Download a reprint: struct.ps.gz (164k)    struct.pdf (310k)
next up previous
Next: Introduction

Ionospheric structure and the generation of auroral roar

S. G. Shepherd and J. LaBelle
Department of Physics and Astronomy, Darmouth College, Hanover, New Hampshire

R. A. Doe and M. McCready
Radio Science and Engineering Division, SRI International, Menlo Park, California

A. T. Weatherwax
Institute for Physical Science and Technology, University of Maryland, College Park

Received April 24, 1998; revised July 1, 1998; accepted July 1, 1998

Abstract:

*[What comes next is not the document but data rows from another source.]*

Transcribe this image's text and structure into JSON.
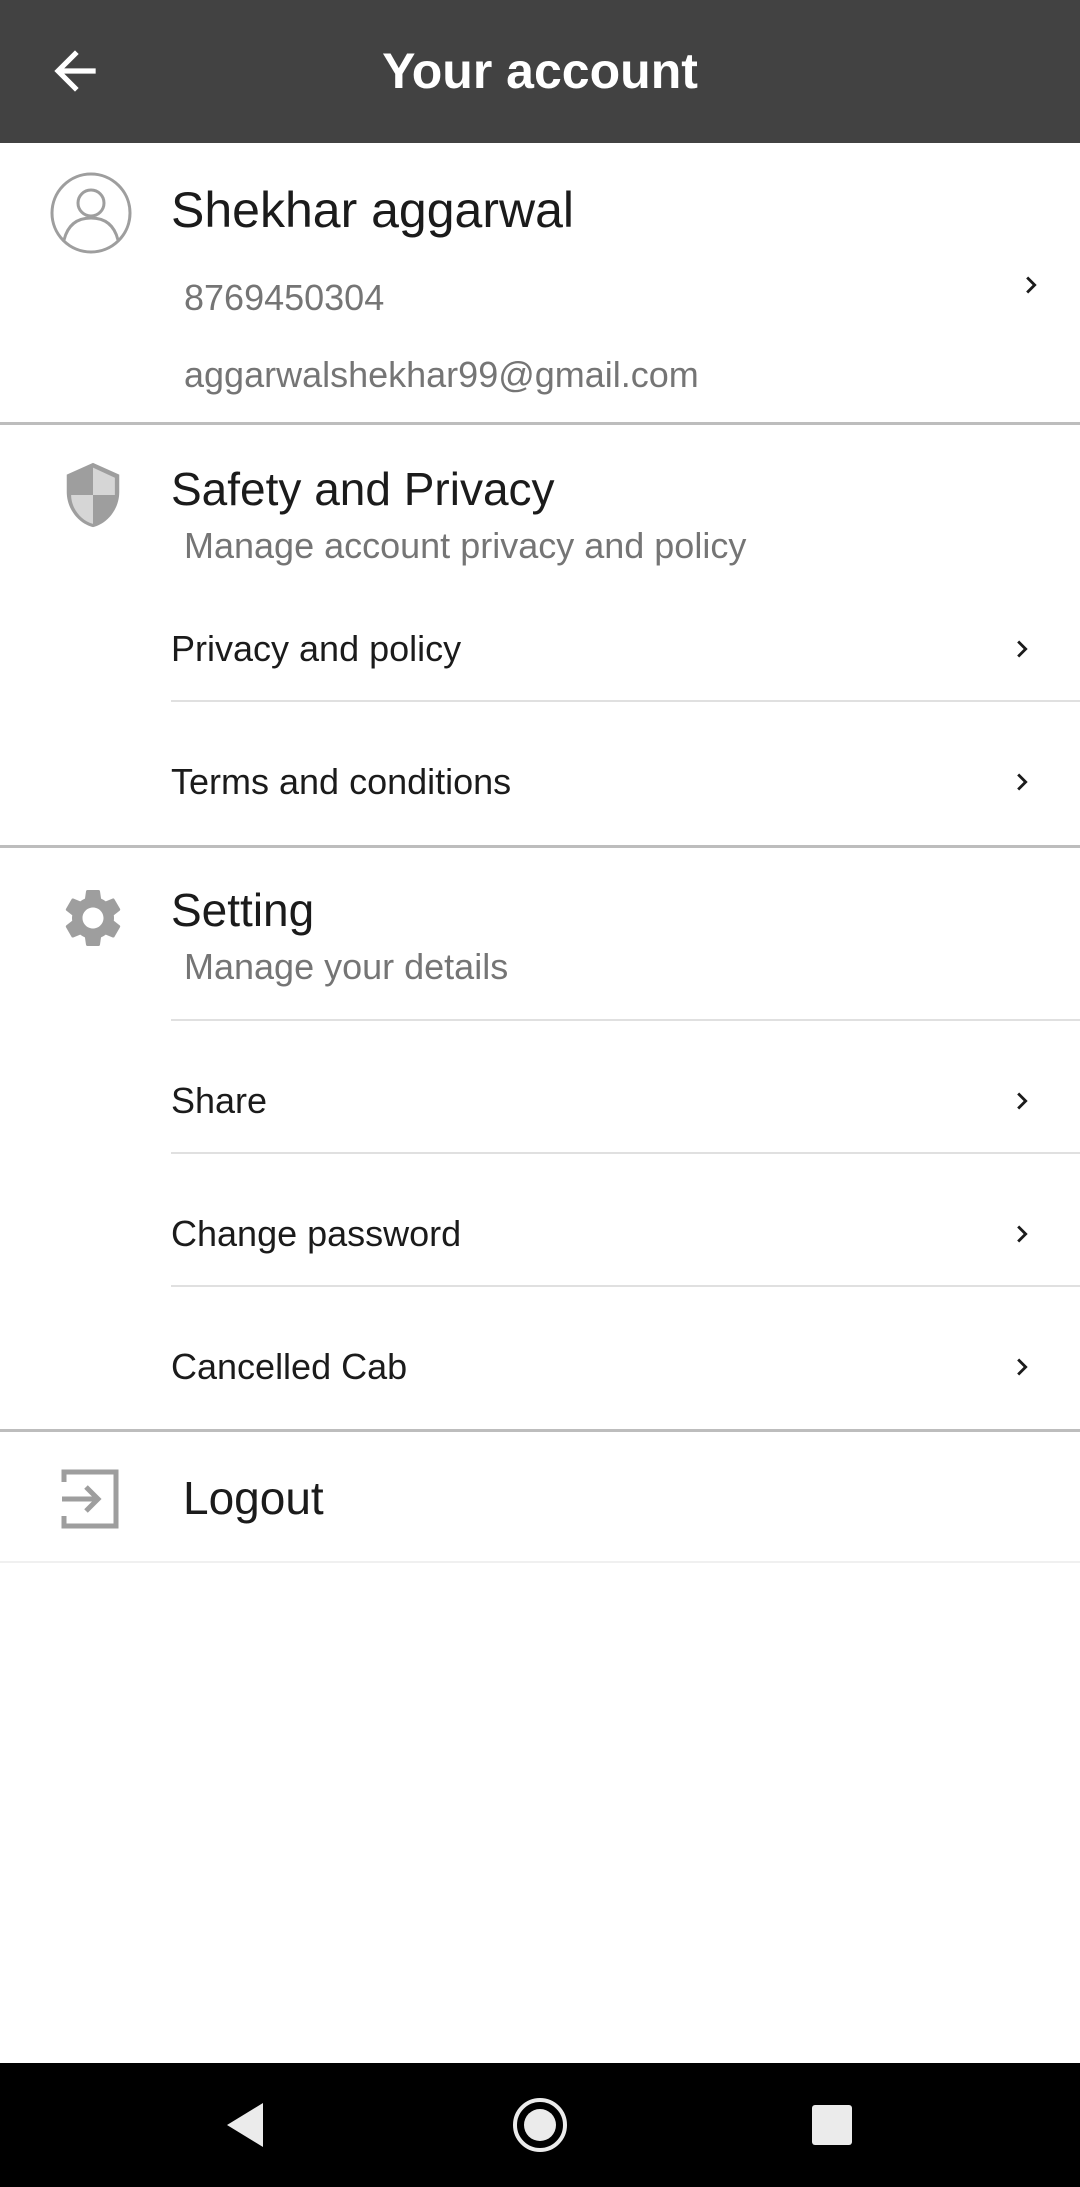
{
  "header": {
    "title": "Your account",
    "back_icon": "arrow-left-icon"
  },
  "profile": {
    "name": "Shekhar aggarwal",
    "phone": "8769450304",
    "email": "aggarwalshekhar99@gmail.com",
    "avatar_icon": "user-avatar-icon"
  },
  "safety": {
    "title": "Safety and Privacy",
    "subtitle": "Manage account privacy and policy",
    "icon": "shield-icon",
    "items": [
      {
        "label": "Privacy and policy"
      },
      {
        "label": "Terms and conditions"
      }
    ]
  },
  "settings": {
    "title": "Setting",
    "subtitle": "Manage your details",
    "icon": "gear-icon",
    "items": [
      {
        "label": "Share"
      },
      {
        "label": "Change password"
      },
      {
        "label": "Cancelled Cab"
      }
    ]
  },
  "logout": {
    "label": "Logout",
    "icon": "logout-icon"
  },
  "navbar": {
    "buttons": [
      "back-triangle-icon",
      "home-circle-icon",
      "recents-square-icon"
    ]
  },
  "colors": {
    "topbar": "#424242",
    "icon_gray": "#9e9e9e",
    "text_primary": "#1b1b1b",
    "text_secondary": "#757575"
  }
}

Ionospheric electron density data from the Sondrestrom incoherent scatter radar (ISR) have been used to characterize the structure of the F region ionosphere during ground-based LF/MF/HF receiver observations of natural ionospheric radio emissions known as auroral roar. In five out of six cases, the F region ionosphere has significant horizontal $N_e$ gradient scale lengths ($\vert\nabla$$N_e$/$N_e$ $\vert _{min}^{-1} <$ 120 km, measured with 23-137 km spatial resolution). In three of these cases, localized F region auroral ionospheric cavities, with horizontal scales ~50 km, are observed. In one of six cases, the ionosphere lacks either of these features, and a laminar, mostly unstructured, F region is observed. The data suggest that auroral roar events may occur for a range of large-scale (>30 km) ionospheric conditions. Some theories for the generation of auroral roar require that the relationship between the electron plasma frequency ($f_{pe}$) and the electron gyrofrequency ($f_{ce}$) in the source region is $f_{pe}^2$ = $(n^2-1)$$f_{ce}^2$, where n is the harmonic number of the observed emission. Comparisons between observed auroral roar emission frequencies, ISR observations of electron density, and the IGRF model for the magnetic field show that this frequency-matching condition holds somewhere in the ionosphere in 16 out of 18 cases studied and in all 3 cases of ISR elevation scans capable of measuring a source located directly overhead.






Simon Shepherd 2002-05-31